**PROVIDED ENTRIES:**
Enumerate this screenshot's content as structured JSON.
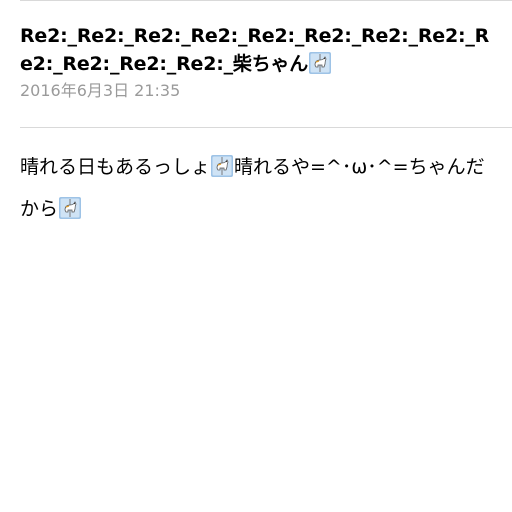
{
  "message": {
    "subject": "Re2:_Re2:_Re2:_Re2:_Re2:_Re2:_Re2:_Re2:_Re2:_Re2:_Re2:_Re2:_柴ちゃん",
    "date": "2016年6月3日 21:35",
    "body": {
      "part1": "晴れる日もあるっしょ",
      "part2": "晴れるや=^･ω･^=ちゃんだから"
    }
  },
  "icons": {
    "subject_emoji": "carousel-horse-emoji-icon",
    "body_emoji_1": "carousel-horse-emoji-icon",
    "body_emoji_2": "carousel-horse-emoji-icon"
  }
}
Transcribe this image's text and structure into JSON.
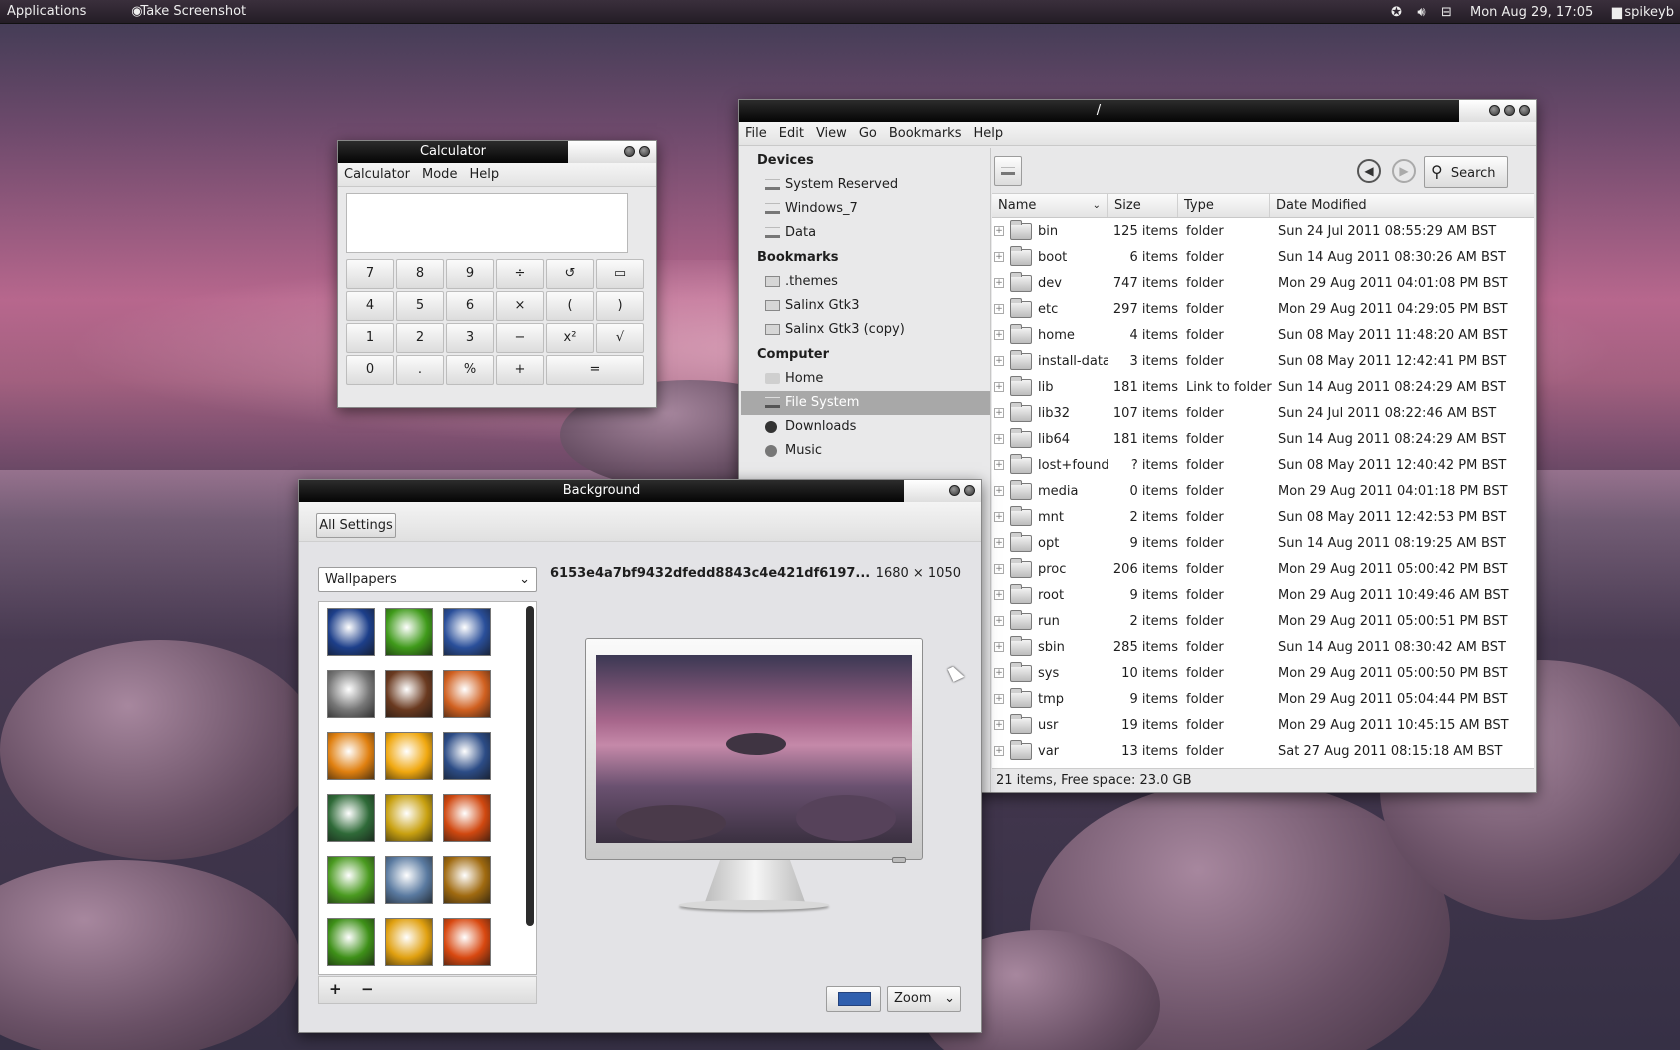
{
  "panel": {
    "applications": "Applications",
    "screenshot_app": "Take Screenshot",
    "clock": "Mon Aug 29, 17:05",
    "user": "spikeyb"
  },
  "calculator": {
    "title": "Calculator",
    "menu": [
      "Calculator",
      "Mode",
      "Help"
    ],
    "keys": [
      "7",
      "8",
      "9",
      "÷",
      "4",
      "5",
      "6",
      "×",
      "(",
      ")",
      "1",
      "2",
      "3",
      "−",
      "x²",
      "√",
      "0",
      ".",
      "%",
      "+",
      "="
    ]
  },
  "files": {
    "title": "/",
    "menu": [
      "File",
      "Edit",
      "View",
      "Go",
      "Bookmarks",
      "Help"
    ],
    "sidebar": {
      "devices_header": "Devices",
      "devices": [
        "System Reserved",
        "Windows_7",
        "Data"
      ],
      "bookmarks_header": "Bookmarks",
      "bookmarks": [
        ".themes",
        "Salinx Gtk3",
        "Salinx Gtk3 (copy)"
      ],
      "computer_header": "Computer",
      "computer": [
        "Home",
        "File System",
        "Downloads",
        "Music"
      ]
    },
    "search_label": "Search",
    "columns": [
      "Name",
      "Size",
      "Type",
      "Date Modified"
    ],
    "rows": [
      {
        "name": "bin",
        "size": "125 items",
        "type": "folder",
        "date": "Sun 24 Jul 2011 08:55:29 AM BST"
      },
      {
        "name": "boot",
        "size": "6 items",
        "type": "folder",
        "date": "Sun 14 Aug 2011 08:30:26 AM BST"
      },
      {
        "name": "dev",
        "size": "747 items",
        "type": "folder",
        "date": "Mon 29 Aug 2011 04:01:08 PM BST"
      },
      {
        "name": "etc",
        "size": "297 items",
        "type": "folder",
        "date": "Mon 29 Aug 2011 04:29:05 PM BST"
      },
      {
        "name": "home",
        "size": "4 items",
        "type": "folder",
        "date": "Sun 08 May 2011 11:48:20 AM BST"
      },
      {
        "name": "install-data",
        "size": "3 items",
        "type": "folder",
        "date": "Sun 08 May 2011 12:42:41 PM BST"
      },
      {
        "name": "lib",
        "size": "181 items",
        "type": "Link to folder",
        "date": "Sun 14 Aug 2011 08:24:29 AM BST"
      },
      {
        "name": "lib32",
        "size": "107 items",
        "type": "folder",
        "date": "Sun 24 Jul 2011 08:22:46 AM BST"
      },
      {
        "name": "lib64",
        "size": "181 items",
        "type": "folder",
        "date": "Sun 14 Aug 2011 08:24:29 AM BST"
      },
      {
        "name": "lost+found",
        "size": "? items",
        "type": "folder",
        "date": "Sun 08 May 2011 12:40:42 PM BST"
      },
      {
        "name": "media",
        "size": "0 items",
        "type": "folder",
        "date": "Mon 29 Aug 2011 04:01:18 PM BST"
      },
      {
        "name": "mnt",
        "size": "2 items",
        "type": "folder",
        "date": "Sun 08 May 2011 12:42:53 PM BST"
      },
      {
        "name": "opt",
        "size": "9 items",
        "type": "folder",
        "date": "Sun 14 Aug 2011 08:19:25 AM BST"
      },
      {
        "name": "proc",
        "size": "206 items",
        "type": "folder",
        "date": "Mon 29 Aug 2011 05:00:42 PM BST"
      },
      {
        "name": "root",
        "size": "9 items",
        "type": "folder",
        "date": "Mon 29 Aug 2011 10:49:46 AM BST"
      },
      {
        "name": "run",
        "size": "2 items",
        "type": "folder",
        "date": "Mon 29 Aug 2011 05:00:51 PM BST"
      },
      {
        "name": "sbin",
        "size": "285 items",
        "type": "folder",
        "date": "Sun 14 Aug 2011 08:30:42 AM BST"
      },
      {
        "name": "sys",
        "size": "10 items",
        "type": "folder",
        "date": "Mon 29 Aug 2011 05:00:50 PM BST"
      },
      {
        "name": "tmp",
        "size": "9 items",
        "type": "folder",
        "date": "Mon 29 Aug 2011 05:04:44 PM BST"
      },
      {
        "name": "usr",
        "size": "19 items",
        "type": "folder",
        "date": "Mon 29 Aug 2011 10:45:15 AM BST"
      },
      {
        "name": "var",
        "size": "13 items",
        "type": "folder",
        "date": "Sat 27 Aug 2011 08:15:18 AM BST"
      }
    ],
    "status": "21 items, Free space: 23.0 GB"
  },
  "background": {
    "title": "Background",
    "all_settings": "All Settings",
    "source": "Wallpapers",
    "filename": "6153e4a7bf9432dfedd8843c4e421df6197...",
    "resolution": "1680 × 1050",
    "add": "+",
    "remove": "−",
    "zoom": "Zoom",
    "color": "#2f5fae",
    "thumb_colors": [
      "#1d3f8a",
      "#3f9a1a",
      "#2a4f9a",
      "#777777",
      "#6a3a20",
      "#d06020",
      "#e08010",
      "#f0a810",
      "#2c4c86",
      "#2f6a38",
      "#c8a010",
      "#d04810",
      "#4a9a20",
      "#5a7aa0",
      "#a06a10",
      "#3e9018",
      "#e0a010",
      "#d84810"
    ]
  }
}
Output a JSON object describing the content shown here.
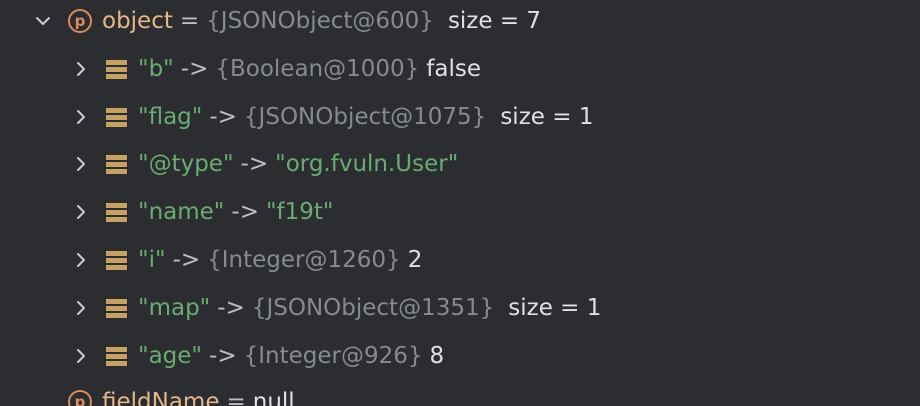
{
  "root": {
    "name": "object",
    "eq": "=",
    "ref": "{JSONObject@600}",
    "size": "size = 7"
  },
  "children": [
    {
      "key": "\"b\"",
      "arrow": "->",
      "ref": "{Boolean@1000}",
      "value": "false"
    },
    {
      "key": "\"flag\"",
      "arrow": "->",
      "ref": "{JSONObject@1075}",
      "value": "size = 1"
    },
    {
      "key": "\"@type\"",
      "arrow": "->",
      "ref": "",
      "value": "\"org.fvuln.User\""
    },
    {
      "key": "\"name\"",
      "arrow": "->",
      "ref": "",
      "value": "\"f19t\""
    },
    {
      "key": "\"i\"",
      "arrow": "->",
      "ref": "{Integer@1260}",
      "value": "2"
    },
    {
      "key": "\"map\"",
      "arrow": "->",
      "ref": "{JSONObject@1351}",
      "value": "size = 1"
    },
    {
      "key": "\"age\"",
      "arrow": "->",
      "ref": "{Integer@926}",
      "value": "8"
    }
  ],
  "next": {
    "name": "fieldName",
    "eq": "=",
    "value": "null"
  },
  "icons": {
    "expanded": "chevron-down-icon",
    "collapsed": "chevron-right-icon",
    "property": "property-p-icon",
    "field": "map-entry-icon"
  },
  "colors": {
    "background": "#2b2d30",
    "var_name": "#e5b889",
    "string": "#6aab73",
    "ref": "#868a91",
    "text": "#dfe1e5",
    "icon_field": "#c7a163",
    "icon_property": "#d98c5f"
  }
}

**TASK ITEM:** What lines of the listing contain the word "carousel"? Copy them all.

**OUTPUT:**
    "subject_emoji": "carousel-horse-emoji-icon",
    "body_emoji_1": "carousel-horse-emoji-icon",
    "body_emoji_2": "carousel-horse-emoji-icon"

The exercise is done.